Dutch gov't considering vote by mail for 2021 parliamentary election
The government is considering allowing people to vote by mail in the parliamentary elections next year, sources in The Hague told newspaper AD. The election will be held on March 17.
Vote by mail means that voters can send their ballot by post a few days or weeks before election day. The ballot can also be handed in on election day itself at a special collection point in the municipality. This means that voters won't have to stand in line at the polling stations. Currently only Dutch abroad can vote by mail.
Downsides of voting by mail include that votes may arrive late or go missing in the post.
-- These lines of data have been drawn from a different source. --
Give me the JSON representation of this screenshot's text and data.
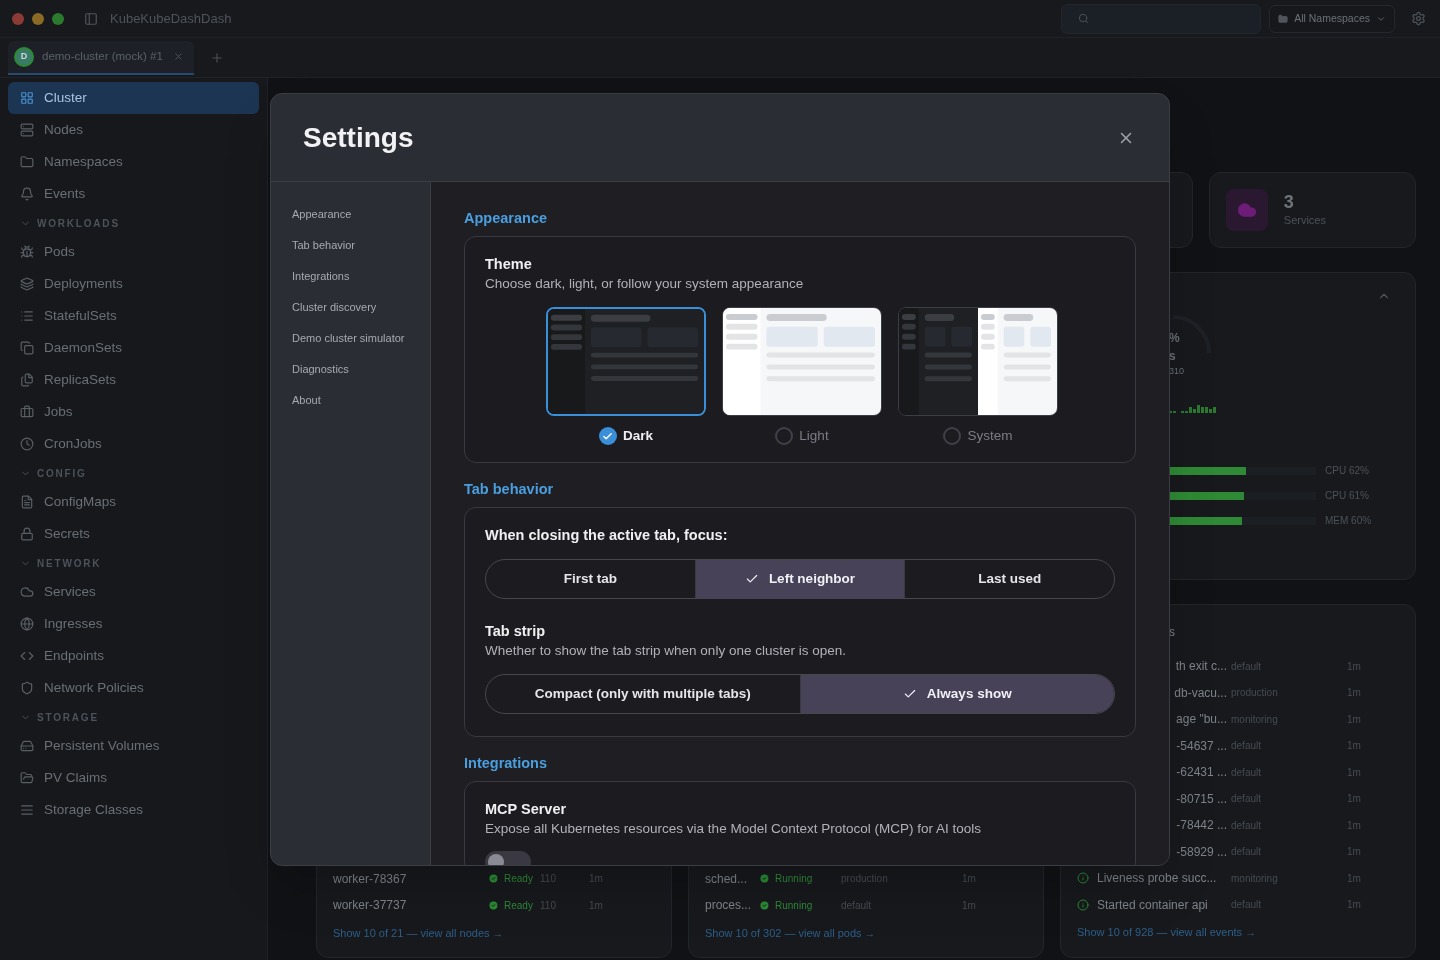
{
  "window": {
    "title": "KubeKubeDashDash"
  },
  "toolbar": {
    "namespace_selector": "All Namespaces"
  },
  "tabs": [
    {
      "avatar": "D",
      "label": "demo-cluster (mock) #1",
      "selected": true
    }
  ],
  "sidebar": {
    "items": [
      {
        "label": "Cluster",
        "selected": true
      },
      {
        "label": "Nodes",
        "selected": false
      },
      {
        "label": "Namespaces",
        "selected": false
      },
      {
        "label": "Events",
        "selected": false
      }
    ],
    "sections": [
      {
        "label": "WORKLOADS",
        "expanded": true,
        "items": [
          {
            "label": "Pods",
            "selected": false
          },
          {
            "label": "Deployments",
            "selected": false
          },
          {
            "label": "StatefulSets",
            "selected": false
          },
          {
            "label": "DaemonSets",
            "selected": false
          },
          {
            "label": "ReplicaSets",
            "selected": false
          },
          {
            "label": "Jobs",
            "selected": false
          },
          {
            "label": "CronJobs",
            "selected": false
          }
        ]
      },
      {
        "label": "CONFIG",
        "expanded": true,
        "items": [
          {
            "label": "ConfigMaps",
            "selected": false
          },
          {
            "label": "Secrets",
            "selected": false
          }
        ]
      },
      {
        "label": "NETWORK",
        "expanded": true,
        "items": [
          {
            "label": "Services",
            "selected": false
          },
          {
            "label": "Ingresses",
            "selected": false
          },
          {
            "label": "Endpoints",
            "selected": false
          },
          {
            "label": "Network Policies",
            "selected": false
          }
        ]
      },
      {
        "label": "STORAGE",
        "expanded": true,
        "items": [
          {
            "label": "Persistent Volumes",
            "selected": false
          },
          {
            "label": "PV Claims",
            "selected": false
          },
          {
            "label": "Storage Classes",
            "selected": false
          }
        ]
      }
    ]
  },
  "dashboard": {
    "stat_card": {
      "value": "3",
      "label": "Services"
    },
    "resource_usage": {
      "gauge_fragments": [
        "%",
        "s",
        "310"
      ],
      "bars": [
        {
          "label": "CPU 62%",
          "level": 0.62
        },
        {
          "label": "CPU 61%",
          "level": 0.61
        },
        {
          "label": "MEM 60%",
          "level": 0.6
        }
      ]
    },
    "nodes_card": {
      "rows": [
        {
          "name": "worker-78367",
          "status": "Ready",
          "column_3": "110",
          "age": "1m"
        },
        {
          "name": "worker-37737",
          "status": "Ready",
          "column_3": "110",
          "age": "1m"
        }
      ],
      "link": "Show 10 of 21 — view all nodes →"
    },
    "pods_card": {
      "rows": [
        {
          "name": "sched...",
          "status": "Running",
          "namespace": "production",
          "age": "1m"
        },
        {
          "name": "proces...",
          "status": "Running",
          "namespace": "default",
          "age": "1m"
        }
      ],
      "link": "Show 10 of 302 — view all pods →"
    },
    "events_card": {
      "title_fragment": "s",
      "rows": [
        {
          "kind": "cut",
          "message": "th exit c...",
          "namespace": "default",
          "age": "1m"
        },
        {
          "kind": "cut",
          "message": "db-vacu...",
          "namespace": "production",
          "age": "1m"
        },
        {
          "kind": "cut",
          "message": "age \"bu...",
          "namespace": "monitoring",
          "age": "1m"
        },
        {
          "kind": "cut",
          "message": "-54637 ...",
          "namespace": "default",
          "age": "1m"
        },
        {
          "kind": "cut",
          "message": "-62431 ...",
          "namespace": "default",
          "age": "1m"
        },
        {
          "kind": "cut",
          "message": "-80715 ...",
          "namespace": "default",
          "age": "1m"
        },
        {
          "kind": "cut",
          "message": "-78442 ...",
          "namespace": "default",
          "age": "1m"
        },
        {
          "kind": "cut",
          "message": "-58929 ...",
          "namespace": "default",
          "age": "1m"
        },
        {
          "kind": "info",
          "message": "Liveness probe succ...",
          "namespace": "monitoring",
          "age": "1m"
        },
        {
          "kind": "info",
          "message": "Started container api",
          "namespace": "default",
          "age": "1m"
        }
      ],
      "link": "Show 10 of 928 — view all events →"
    }
  },
  "settings": {
    "title": "Settings",
    "nav": [
      {
        "label": "Appearance"
      },
      {
        "label": "Tab behavior"
      },
      {
        "label": "Integrations"
      },
      {
        "label": "Cluster discovery"
      },
      {
        "label": "Demo cluster simulator"
      },
      {
        "label": "Diagnostics"
      },
      {
        "label": "About"
      }
    ],
    "appearance": {
      "heading": "Appearance",
      "theme": {
        "title": "Theme",
        "description": "Choose dark, light, or follow your system appearance",
        "options": [
          {
            "kind": "dark",
            "label": "Dark",
            "selected": true
          },
          {
            "kind": "light",
            "label": "Light",
            "selected": false
          },
          {
            "kind": "system",
            "label": "System",
            "selected": false
          }
        ]
      }
    },
    "tab_behavior": {
      "heading": "Tab behavior",
      "close_focus": {
        "title": "When closing the active tab, focus:",
        "options": [
          {
            "label": "First tab",
            "selected": false
          },
          {
            "label": "Left neighbor",
            "selected": true
          },
          {
            "label": "Last used",
            "selected": false
          }
        ]
      },
      "tab_strip": {
        "title": "Tab strip",
        "description": "Whether to show the tab strip when only one cluster is open.",
        "options": [
          {
            "label": "Compact (only with multiple tabs)",
            "selected": false
          },
          {
            "label": "Always show",
            "selected": true
          }
        ]
      }
    },
    "integrations": {
      "heading": "Integrations",
      "mcp_server": {
        "title": "MCP Server",
        "description": "Expose all Kubernetes resources via the Model Context Protocol (MCP) for AI tools",
        "on": false
      }
    }
  }
}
And that there is no way to check that someone wasn't coerced into voting a certain way.
Due to the coronavirus pandemic, election day will be extra complicated next year. Some polling stations may not be allowed to open, if they don't have sufficient room for voters and polling station volunteers to stay 1.5 meters away from each other. There are also concerns about people not voting to avoid crowds.
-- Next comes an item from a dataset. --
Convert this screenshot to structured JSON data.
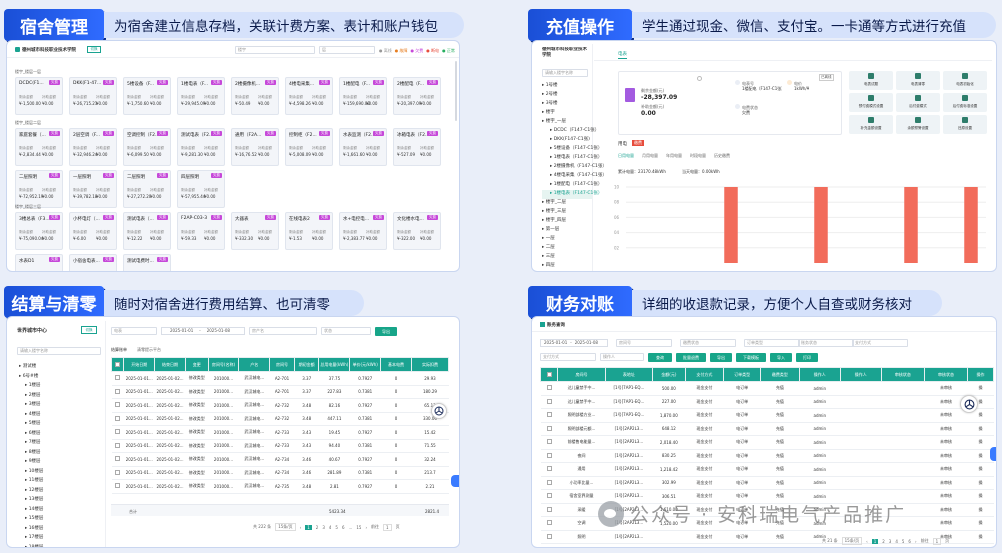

The government is therefore looking for creative solutions. Parliamentarians from the PvdA and D66 suggested opening polling stations early in busy areas, so that votes can be cast over days instead of all voters going to the polls on election day itself.
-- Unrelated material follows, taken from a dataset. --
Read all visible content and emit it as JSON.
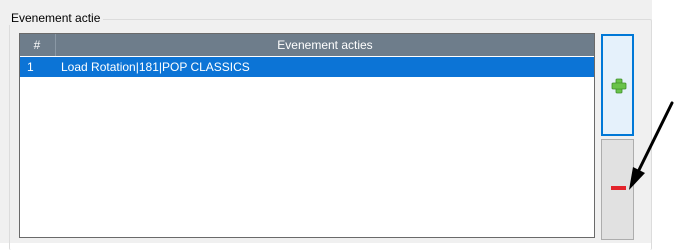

Minister Kasja Ollongren of Home Affairs will announce the government's plans by early November. "I want to examine all constructive proposals to ensure that participating in the elections is as easy as possible for all Dutch people," the Minister said, according to AD.